Risks to investment markets are rising, as major economies start to show signs of slowing and central banks are tightening policy.
While economic growth remains solid for now, divergences are building between solid US growth and slightly softer growth across other regions.
As the US increases interest rates, ANZ’s chief investment office continues to expect “the good times to fade”, with growth continuing to ease through 2019, while shares return in the mid-to-high single digits this year.
US economy powers ahead
In response to solid US growth, the nation’s central bank (the US Federal Reserve) has slowly been raising its federal funds rate. But while the US grows solidly, reinforced by recent positive company earnings, there are signs the European Union, Japan, China and other emerging nations are slowing.
Near-term prospects for emerging-market shares in particular are at greater risk from higher US rates and possibly a stronger US dollar. Recent troubles in Argentina and Turkey flag that risks are rising, though we don’t expect a sharp spill-over into other vulnerable markets in the region.
Looking toward 2019
As we approach the mid-year mark, we are now looking much more closely at what 2019 may bring. At this stage it appears next year is shaping up as a year of slower growth and higher uncertainty as central banks continue to tighten monetary policies further.
Exactly how this plays out depends on inflation:
- If central banks can gradually raise rates, withdrawing economic stimulus, as inflation gradually lifts, then we’ll have a gradual slowdown and the current investment cycle would extend.
- If inflation and policy rates were to rise more quickly, the investment cycle would tip to slowdown much more sharply.
To date, US wages and inflation have continued to rise slowly and this supports our “good times fade” baseline view. However, with the US unemployment rate at a historic low level, a more pronounced lift in wages is becoming much more likely.
Our investment positions
Given the current balance of strong growth and rising, although still relatively contained, risks, the chief investment office is retaining a “neutral” positioning to growth assets such as shares.
Equities, fixed income and cash are relative to benchmark.
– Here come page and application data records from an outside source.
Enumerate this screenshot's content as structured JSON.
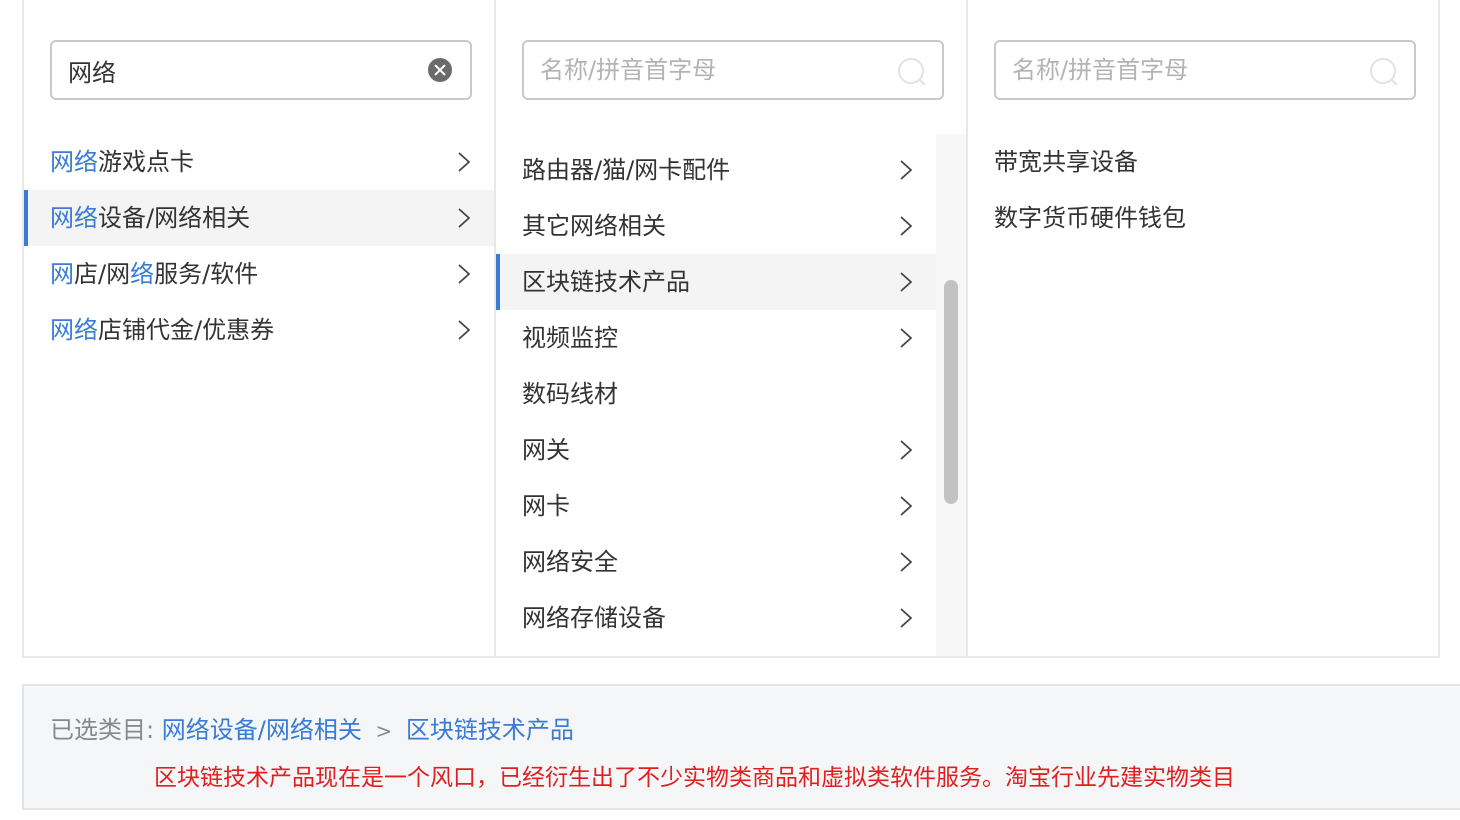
{
  "col1": {
    "search": {
      "value": "网络",
      "placeholder": ""
    },
    "items": [
      {
        "hl": "网络",
        "pre": "",
        "rest": "游戏点卡",
        "hl2": "",
        "rest2": "",
        "selected": false,
        "has_children": true
      },
      {
        "hl": "网络",
        "pre": "",
        "rest": "设备/网络相关",
        "hl2": "",
        "rest2": "",
        "selected": true,
        "has_children": true
      },
      {
        "hl": "网",
        "pre": "",
        "rest": "店/网",
        "hl2": "络",
        "rest2": "服务/软件",
        "selected": false,
        "has_children": true
      },
      {
        "hl": "网络",
        "pre": "",
        "rest": "店铺代金/优惠券",
        "hl2": "",
        "rest2": "",
        "selected": false,
        "has_children": true
      }
    ]
  },
  "col2": {
    "search": {
      "value": "",
      "placeholder": "名称/拼音首字母"
    },
    "items": [
      {
        "label": "路由器/猫/网卡配件",
        "selected": false,
        "has_children": true
      },
      {
        "label": "其它网络相关",
        "selected": false,
        "has_children": true
      },
      {
        "label": "区块链技术产品",
        "selected": true,
        "has_children": true
      },
      {
        "label": "视频监控",
        "selected": false,
        "has_children": true
      },
      {
        "label": "数码线材",
        "selected": false,
        "has_children": false
      },
      {
        "label": "网关",
        "selected": false,
        "has_children": true
      },
      {
        "label": "网卡",
        "selected": false,
        "has_children": true
      },
      {
        "label": "网络安全",
        "selected": false,
        "has_children": true
      },
      {
        "label": "网络存储设备",
        "selected": false,
        "has_children": true
      }
    ]
  },
  "col3": {
    "search": {
      "value": "",
      "placeholder": "名称/拼音首字母"
    },
    "items": [
      {
        "label": "带宽共享设备"
      },
      {
        "label": "数字货币硬件钱包"
      }
    ]
  },
  "footer": {
    "selected_label": "已选类目:",
    "crumbs": [
      "网络设备/网络相关",
      "区块链技术产品"
    ],
    "separator": ">",
    "notice": "区块链技术产品现在是一个风口，已经衍生出了不少实物类商品和虚拟类软件服务。淘宝行业先建实物类目"
  },
  "colors": {
    "accent": "#3a7bd5",
    "warning": "#e02020",
    "selected_bg": "#f4f4f4"
  },
  "icons": {
    "clear": "clear-circle-icon",
    "search": "search-icon",
    "chevron": "chevron-right-icon"
  }
}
Currencies are relative to an absolute return outlook (short term).
1. Comprises of 50/50 split between global real estate investment trusts and infrastructure securities.
2. Cash is the balancing asset class. Cash is a residual to portfolio manager’s overall implementation of other asset-class strategies. It continues to form part of the overall defensive asset allocation, with PMs having flexibility in terms of how to implement the stated defensive asset strategy across fixed income and cash. In the regional investment council model cash overweight to facilitate an underweight position we hold in international bonds and to manage overall fund duration.
As at June 2018.
Access the full June 2018 chief investment office House View (PDF 174kB)